After a hard day of work as a mason, Walter painted homes to earn some extra money and made repairs on the four unit apartment building they owned. At times, Walter felt frustration at working as a laborer since he had been close to completing law school in Germany before he was drafted into the army. He attended classes at Michigan State in hopes of becoming a teacher, and also tried his hand at real estate. Later he earned his builder’s license and built a home for his family and also a commercial building for RCA which he leased to them. Walter became a master of his trade and was asked to travel to Washington DC to lay marble walls for a building there. He left his mark on many brick buildings on Michigan States campus.


Walter and Hedy had two children, Dory born in 1955 and Willie born in 1959. They grew a garden, and also picked local fruit where the family tradition of making apple sauce from Northern Spy apples began. Summer vacations in northern Michigan led to an annual trek to the Traverse City area to pick cherries. The cherries were eaten fresh, then some were canned, and a portion set aside for an annual batch of cherry vodka. The cherries were infused into vodka in the same jar Oma still uses today. The vision of brightly colored cherries in a clear glass jar on the kitchen counter is etched in the family memories.

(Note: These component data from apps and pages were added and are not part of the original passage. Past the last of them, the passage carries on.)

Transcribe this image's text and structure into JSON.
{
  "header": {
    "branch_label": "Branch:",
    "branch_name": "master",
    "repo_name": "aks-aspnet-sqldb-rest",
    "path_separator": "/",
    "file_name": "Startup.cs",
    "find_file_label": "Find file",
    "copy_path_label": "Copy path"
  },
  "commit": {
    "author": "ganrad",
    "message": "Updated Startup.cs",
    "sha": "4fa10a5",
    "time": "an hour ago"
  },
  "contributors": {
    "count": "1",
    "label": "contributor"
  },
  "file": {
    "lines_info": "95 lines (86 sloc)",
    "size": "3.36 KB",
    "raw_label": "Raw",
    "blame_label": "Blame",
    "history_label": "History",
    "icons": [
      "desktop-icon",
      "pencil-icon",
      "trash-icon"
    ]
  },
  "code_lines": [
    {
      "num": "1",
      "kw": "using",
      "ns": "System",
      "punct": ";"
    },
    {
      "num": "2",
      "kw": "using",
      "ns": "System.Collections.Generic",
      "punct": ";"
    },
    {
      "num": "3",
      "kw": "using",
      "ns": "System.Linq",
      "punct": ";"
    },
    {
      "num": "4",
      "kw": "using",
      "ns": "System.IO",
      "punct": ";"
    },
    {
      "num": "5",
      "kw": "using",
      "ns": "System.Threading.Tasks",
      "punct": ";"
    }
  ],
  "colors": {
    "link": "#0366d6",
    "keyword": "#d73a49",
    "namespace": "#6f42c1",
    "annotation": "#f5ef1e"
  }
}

Walter and Hedy enjoyed card parties with their friends and family, most of whom had also emigrated from Germany. These parties often ended with dancing on the linoleum tile floor in the basement, with the console record player playing German songs from the homeland, fueled by their popular cherry vodka.


Through the years, handcrafted cherry vodka toasts were offered at special occasions such as baptism, confirmation, graduation and currently at the grandchildren’s weddings, in place of a champagne toast. Oma’s grandson, Kyle, continues the family legacy with Oma’s Cherry Infused Vodka.